● Data for this task
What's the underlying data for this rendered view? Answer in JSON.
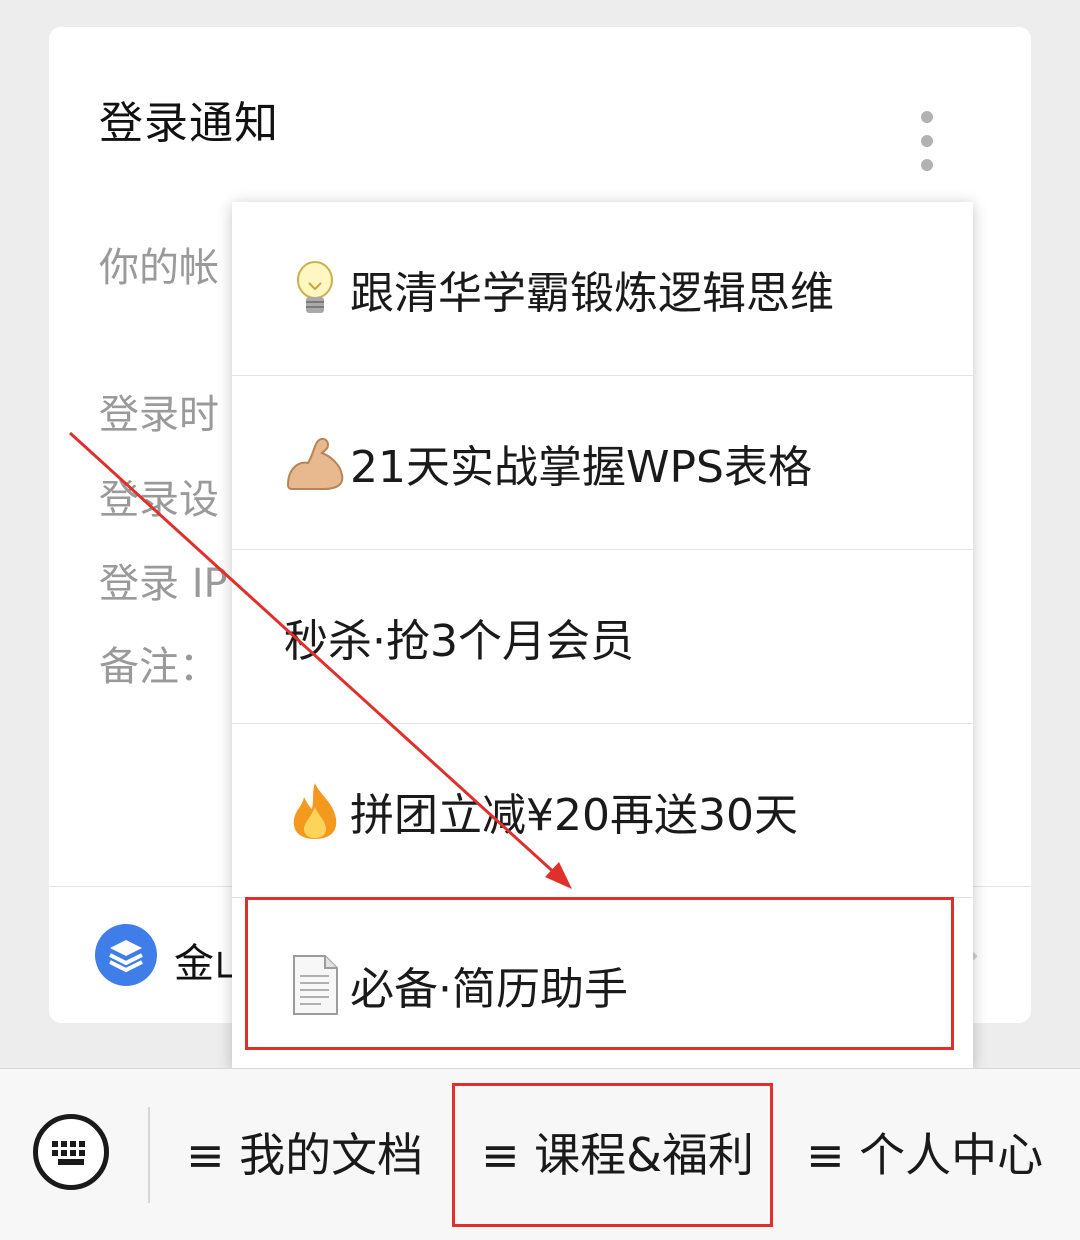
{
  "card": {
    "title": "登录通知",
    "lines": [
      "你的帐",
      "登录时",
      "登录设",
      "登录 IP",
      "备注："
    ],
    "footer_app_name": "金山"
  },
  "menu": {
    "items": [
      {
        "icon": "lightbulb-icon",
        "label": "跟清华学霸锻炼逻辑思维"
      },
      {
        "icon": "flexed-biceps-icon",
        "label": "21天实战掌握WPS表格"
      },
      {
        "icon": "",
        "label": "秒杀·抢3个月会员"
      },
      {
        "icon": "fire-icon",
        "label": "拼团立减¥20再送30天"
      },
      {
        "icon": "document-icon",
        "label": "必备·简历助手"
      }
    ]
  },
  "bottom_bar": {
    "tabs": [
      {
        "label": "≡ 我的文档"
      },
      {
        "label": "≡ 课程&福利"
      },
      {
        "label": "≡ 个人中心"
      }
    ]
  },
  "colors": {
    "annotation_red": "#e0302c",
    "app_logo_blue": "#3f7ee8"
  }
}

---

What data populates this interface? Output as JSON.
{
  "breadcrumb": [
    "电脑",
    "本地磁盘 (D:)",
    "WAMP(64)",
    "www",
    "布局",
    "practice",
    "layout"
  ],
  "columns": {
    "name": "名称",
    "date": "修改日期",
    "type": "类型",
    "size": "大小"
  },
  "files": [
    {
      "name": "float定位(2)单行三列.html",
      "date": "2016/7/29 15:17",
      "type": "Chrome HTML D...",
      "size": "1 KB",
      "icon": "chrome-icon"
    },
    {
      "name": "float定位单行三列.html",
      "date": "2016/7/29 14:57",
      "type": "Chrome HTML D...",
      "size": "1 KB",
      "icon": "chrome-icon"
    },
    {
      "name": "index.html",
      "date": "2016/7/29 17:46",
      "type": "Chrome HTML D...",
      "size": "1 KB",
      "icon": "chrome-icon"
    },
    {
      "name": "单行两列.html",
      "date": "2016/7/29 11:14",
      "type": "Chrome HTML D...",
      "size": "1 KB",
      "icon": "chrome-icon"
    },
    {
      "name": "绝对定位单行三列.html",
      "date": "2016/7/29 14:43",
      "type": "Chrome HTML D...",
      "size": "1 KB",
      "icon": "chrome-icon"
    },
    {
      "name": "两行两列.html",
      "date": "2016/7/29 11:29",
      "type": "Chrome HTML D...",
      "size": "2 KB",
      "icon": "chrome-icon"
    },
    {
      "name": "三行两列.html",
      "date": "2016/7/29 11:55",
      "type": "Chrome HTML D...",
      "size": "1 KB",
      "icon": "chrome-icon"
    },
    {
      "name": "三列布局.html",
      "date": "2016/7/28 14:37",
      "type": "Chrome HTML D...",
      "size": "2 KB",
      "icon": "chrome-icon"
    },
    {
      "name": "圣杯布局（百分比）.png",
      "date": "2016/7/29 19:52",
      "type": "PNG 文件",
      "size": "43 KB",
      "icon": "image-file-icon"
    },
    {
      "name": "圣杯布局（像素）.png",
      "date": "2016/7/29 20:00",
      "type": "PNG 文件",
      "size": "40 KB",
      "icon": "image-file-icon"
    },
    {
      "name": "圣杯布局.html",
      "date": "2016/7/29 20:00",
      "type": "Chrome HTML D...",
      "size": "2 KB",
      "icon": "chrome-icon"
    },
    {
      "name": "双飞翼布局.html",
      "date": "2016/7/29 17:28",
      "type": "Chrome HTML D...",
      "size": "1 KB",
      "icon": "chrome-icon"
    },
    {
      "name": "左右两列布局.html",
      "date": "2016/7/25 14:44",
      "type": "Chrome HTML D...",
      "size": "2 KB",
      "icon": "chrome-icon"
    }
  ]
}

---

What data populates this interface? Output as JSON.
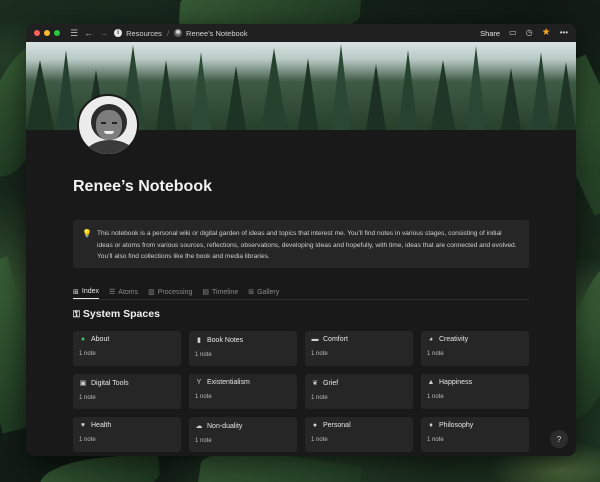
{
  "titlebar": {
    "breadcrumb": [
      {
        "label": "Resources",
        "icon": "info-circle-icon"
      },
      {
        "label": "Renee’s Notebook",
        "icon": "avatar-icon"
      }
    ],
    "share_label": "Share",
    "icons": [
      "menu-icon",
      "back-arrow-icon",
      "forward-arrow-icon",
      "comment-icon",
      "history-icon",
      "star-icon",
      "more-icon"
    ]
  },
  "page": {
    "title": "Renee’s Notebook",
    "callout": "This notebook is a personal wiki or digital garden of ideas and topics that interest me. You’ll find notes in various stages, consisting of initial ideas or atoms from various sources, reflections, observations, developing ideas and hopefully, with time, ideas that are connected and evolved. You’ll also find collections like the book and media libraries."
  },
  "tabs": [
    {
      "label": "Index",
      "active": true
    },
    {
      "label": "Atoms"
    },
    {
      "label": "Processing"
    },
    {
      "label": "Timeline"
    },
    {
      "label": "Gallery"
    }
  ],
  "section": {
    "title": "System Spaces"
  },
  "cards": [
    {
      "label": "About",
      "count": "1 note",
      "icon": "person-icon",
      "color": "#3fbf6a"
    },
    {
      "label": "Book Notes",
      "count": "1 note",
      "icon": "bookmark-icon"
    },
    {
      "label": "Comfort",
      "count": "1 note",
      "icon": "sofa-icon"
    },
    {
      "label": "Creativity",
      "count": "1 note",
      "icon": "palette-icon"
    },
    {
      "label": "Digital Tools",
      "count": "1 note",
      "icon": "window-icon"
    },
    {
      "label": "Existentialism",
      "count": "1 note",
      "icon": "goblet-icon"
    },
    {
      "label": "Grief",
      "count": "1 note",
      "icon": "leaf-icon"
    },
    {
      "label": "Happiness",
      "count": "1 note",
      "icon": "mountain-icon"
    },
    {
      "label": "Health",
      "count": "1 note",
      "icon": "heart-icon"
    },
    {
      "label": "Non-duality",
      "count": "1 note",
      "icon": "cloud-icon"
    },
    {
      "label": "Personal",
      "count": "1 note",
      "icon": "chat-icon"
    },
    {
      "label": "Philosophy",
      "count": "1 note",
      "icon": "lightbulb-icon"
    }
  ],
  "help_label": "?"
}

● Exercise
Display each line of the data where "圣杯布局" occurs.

● Written answer
      "name": "圣杯布局（百分比）.png",
      "name": "圣杯布局（像素）.png",
      "name": "圣杯布局.html",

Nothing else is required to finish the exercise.